“Pinchot wanted the forests managed for their usefulness, not for their beauty… He was not interested in preserving the natural landscape for its own sake.”
At the very least, Pinchot, a conservationist, was, however, still semi pro-human.
John Muir, on the other hand, Pinchot’s nemesis, was not pro-human. In fact, he was the diametric opposite.
It was John Muir, a Scottish immigrant, who introduced misanthropy into the environmental pseudo-philosophy, which misanthropy reigns supreme to this very day.
“How narrow we selfish, conceited creatures are in our sympathies!” said John Muir, also an unapologetic racist. “How blind to the rights of all the rest of creation! Well, I have precious little sympathy for the selfish propriety of civilized man, and if a war of races should occur between the wild beasts and Lord Man, I would be tempted to sympathize with the bears.”

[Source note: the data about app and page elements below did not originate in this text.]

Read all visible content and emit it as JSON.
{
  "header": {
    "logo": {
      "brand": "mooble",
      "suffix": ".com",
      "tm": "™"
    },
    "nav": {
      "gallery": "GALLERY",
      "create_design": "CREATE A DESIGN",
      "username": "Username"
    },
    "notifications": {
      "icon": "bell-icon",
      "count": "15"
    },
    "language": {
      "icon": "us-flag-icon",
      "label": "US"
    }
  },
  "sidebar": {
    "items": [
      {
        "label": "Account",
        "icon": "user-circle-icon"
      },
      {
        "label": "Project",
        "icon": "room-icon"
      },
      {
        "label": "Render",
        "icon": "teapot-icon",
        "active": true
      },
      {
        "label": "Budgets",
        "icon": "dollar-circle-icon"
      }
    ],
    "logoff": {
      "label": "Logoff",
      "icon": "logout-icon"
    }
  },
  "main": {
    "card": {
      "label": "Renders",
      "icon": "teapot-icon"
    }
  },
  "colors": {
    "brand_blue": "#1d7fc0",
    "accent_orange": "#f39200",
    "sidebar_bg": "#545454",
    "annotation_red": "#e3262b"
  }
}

From John Muir, it was only a short step to one Ernst Haeckel (1834 – 1919), a German zoologist, who told us that individuals don’t actually exist. Human individuals do not possess an individual consciousness, he said, because humans are only a part of a greater whole, and 1866 Haeckel coined that fated term “ecology,” which he defined as “the whole science of the relations of the organism to the environment.”

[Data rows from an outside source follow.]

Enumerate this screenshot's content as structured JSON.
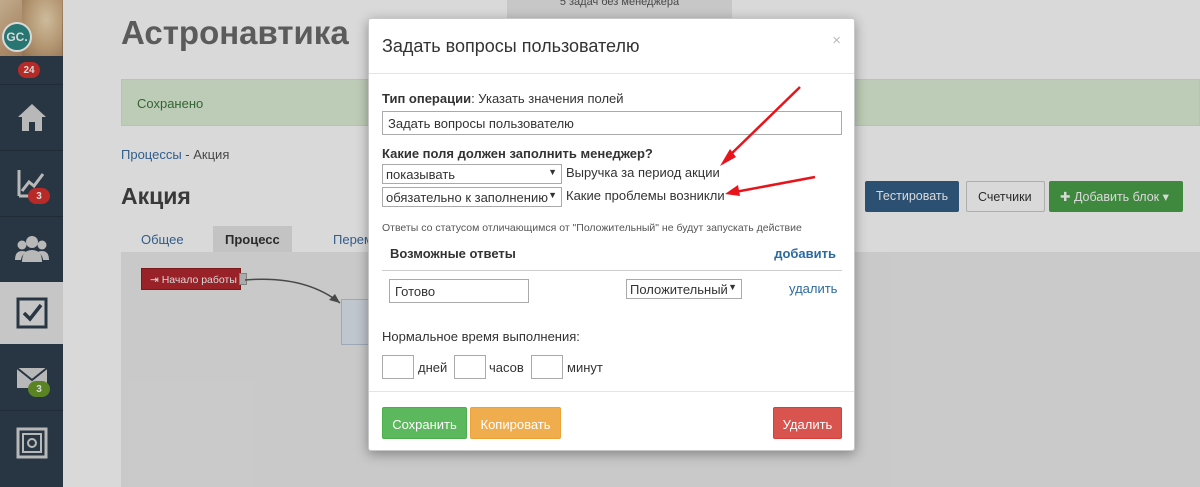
{
  "sidebar": {
    "user_initials": "GC.",
    "notifications_count": "24",
    "analytics_count": "3",
    "mail_count": "3"
  },
  "background": {
    "top_notice": "5 задач без менеджера",
    "page_title": "Астронавтика",
    "alert_text": "Сохранено",
    "breadcrumb": {
      "parent": "Процессы",
      "separator": " - ",
      "current": "Акция"
    },
    "section_title": "Акция",
    "tabs": [
      {
        "label": "Общее"
      },
      {
        "label": "Процесс"
      },
      {
        "label": "Перем"
      }
    ],
    "start_node_label": "Начало работы",
    "toolbar": {
      "test_label": "Тестировать",
      "counters_label": "Счетчики",
      "add_block_label": "Добавить блок"
    }
  },
  "modal": {
    "title": "Задать вопросы пользователю",
    "close_glyph": "×",
    "operation_label": "Тип операции",
    "operation_value": ": Указать значения полей",
    "question_value": "Задать вопросы пользователю",
    "fields_label": "Какие поля должен заполнить менеджер?",
    "fields": [
      {
        "mode": "показывать",
        "name": "Выручка за период акции"
      },
      {
        "mode": "обязательно к заполнению",
        "name": "Какие проблемы возникли"
      }
    ],
    "status_note": "Ответы со статусом отличающимся от \"Положительный\" не будут запускать действие",
    "answers_title": "Возможные ответы",
    "answers_add": "добавить",
    "answers": [
      {
        "text": "Готово",
        "status": "Положительный",
        "delete_label": "удалить"
      }
    ],
    "time_label": "Нормальное время выполнения:",
    "time_units": {
      "days": "дней",
      "hours": "часов",
      "minutes": "минут"
    },
    "buttons": {
      "save": "Сохранить",
      "copy": "Копировать",
      "delete": "Удалить"
    }
  },
  "colors": {
    "sidebar_bg": "#2f3f4f",
    "annotation_arrow": "#e8141b",
    "save": "#5cb85c",
    "copy": "#f0ad4e",
    "delete": "#d9534f",
    "link": "#2c6aa0"
  }
}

It was an Oxford botanist named A. G. Tansley who, in 1935, introduced the word “ecosystem.”
According to this same Tansley, individual entities don’t exist but are merely part of “the basic units of nature on the face of the earth.”
Aldo Leopold’s wildly popular Sand County Almanac was published in 1948. It preached “the pyramid of life,” and in order to preserve this pyramid, Leopold told us that federal governments must “enlarge the boundaries of the community to include soils, waters, plants, and animals [which] changes the role of Homo Sapiens from conqueror of the land-community to plain member and citizen of it.”
A Norwegian named Arne Naess (1913 – 2009) also believed that human individuals don’t actually exist. Only ecosystems do. It was Naess who first argued that the “shallow ecology,” as he called it, “of mainstream conservation groups” benefits humans too much. Thus, Naess began calling for “deep ecology” — i.e. “biospheric egalitarianism with the equal right [of all things] to live and blossom.”
These are just a small handful of the phrases and catchphrases that have now frozen into secular dogma, and which Rachel Carson, with her puerile pen, brought to the mewling masses. Her book Silent Spring opens like this:
There once was a town in the heart of America where all life seemed to live in harmony with its surroundings. The town lay in the midst of a checkerboard of prosperous farms, with fields of grain and hillsides of orchard where, in spring, white clouds of bloom drifted above the fields. In autumn, oak and maple and birch set up a blaze of color that flamed and flickered across a backdrop of pines. Then foxes barked in the hills and deer silently crossed the fields, half hidden in the mists of the fall morning… The town is almost devoid of robins and starlings; chickadees have not been present for two years, and this year the cardinals are gone too… ‘Will they ever come back?’ the children ask, and I do not have the answer.
Most sane people see through this pablum like a fishnet. It’s the insane people who have swallowed it hook, line, and sinker.
The rest, of course, is history.